The more glaring issue here is that even if Clary were to recognize the Pro Bowl linebacker coming from Rivers' right side, he wasn't in position to hold Miller off. He was back peddling and way too high immediately following the snap to keep Miller at bay.
This won't be an issue for Johnson in the NFL.
I fully understand that Johnson isn't going up against NFL competition here, but that isn't the point. When scouting an OL prospect it is important to take into account consistency as it relates to technique. He handles the outside rush by continuing the defenders momentum outside. The reason Johnson is successful in doing this is that he is able to utilize that lower center of gravity and lower-body strength at the pivot in order to keep the defender from churning inside.
If you watch the entire tape I embedded above, you will notice that this is a consistent theme for Johnson throughout Senior Bowl week.
Now, refer back to the Miller sack on Rivers for a second.

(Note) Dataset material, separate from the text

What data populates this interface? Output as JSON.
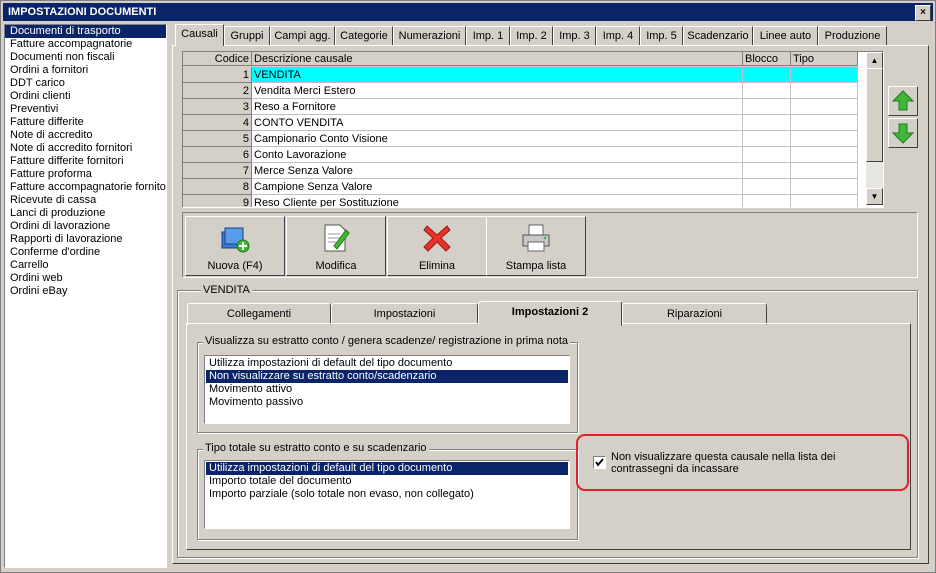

Even if Clary had recognized the pass rusher coming from the outside, he was in absolutely no position to keep him from getting to Rivers.
There is no reason to believe that this will be the case for Johnson should he land in San Diego with the 11th overall pick in April.

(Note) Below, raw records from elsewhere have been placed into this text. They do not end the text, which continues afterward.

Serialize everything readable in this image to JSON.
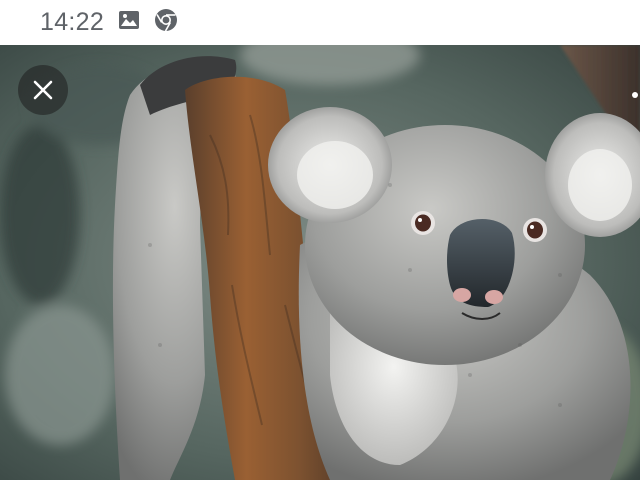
{
  "status_bar": {
    "time": "14:22",
    "icons": [
      "image-icon",
      "chrome-icon"
    ],
    "icon_color": "#5f6368"
  },
  "viewer": {
    "close_icon": "close-icon",
    "image": "koala-photo"
  }
}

When Rivers has time to see the field in the pocket, he is among the best quarterbacks in the league. It is when he feels hurried and pressure comes from the outside that the struggling quarterback tends to make most of his mistakes.

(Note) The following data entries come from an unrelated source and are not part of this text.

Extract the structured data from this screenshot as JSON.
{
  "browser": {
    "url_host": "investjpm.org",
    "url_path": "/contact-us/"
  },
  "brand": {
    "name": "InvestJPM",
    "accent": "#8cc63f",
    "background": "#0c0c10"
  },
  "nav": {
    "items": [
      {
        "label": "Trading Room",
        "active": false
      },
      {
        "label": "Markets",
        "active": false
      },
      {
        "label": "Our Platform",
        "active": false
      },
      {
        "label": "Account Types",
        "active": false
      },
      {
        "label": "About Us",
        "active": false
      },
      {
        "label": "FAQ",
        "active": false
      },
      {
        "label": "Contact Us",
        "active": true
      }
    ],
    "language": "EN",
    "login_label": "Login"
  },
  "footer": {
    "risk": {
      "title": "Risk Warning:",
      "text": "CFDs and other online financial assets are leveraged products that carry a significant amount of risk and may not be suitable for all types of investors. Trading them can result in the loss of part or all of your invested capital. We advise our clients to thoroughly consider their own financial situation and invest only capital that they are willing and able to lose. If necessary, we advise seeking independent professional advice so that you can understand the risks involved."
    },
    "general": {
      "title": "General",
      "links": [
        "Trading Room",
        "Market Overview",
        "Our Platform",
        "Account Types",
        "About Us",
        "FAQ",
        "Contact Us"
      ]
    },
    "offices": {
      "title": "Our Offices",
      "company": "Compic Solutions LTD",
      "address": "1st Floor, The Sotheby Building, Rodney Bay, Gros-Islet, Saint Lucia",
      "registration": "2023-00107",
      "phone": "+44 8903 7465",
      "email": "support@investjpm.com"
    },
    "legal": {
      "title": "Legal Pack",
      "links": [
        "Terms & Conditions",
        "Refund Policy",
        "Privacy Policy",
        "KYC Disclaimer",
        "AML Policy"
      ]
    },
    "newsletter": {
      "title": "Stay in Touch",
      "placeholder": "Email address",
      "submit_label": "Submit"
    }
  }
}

It isn't a coincidence that his two "worst" seasons as a professional quarterback has come behind below-average offensive lines. While more mobile quarterbacks can improvise when facing pressure, it seems to really impact Rivers' play on the field.
As you can see above, Rivers throwing motion and technique are vastly improved when he doesn't have pressure in his face. That being said, as Matt Miller indicated in his BR 1000 article, Rivers has never had a great technique, even dating back to his North Carolina State days. He isn't similar to Matthew Stafford in the sense that his mechanics have taken a hit over the last year or so. Rather, Rivers had has success with below-average mechanics in the past.
This doesn't mean that his play is not impacted with pressure in his face. The following is another example of the fluidity that he can throw with when the pocket is clean.
Like most QBs, Rivers' decision making and accuracy takes a hit when the pocket is not clean. This is one of the primary reasons that he has struggled so much in the past.
According to Pro Football Focus, Rivers was sacked sacked 8.5 percent of the time he dropped back to pass last season, good for 29th in the NFL. That represented an increase from 4.9 percent in 2011. It goes without saying that his success on the field were a directly impacted.
In addition, the Chargers' OTs as a group, were among the worst in the league. Michael Harris, Clary and, when healthy, Jared Gaither, just didn't get it done.
Take a look at what happens to Rivers already flawed mechanics when he gets pressure in his face.
As you can see, Rivers is way too upright in his release here. He doesn't get a whole heck of a lot into the throw and struggles with accuracy. It seems that he gets a case of the "I don't want to get hit" syndrome too often. Of course this seems to happen a great deal to quarterbacks that are actually hit a lot. In fact, we saw this with Aaron Rodgers to an extent this past season.
San Diego's new offense will run a zone-blocking scheme, similar to what we see with the Oakland Raiders. In that, it has to find a blindside protector capable of taking on pass rushers from the outside as there will not be a whole lot of help coming to that side.
This is something that Johnson was darn good at over the course of his career at Oklahoma.
The video above shows Johnson absolutely dominating against Jackson Jeffcoat, who would have been a first-round pick if it wasn't for an injury suffered in that very same game.
Overall, there is no reason to believe that Johnson will not be able to come in and dominate from the get go. He has the physical ability, technique and athleticism to be a blindside protector out of the gate. If San Diego can get that with the No. 11 overall pick in the 2013 NFL draft, it should be doing cartwheels.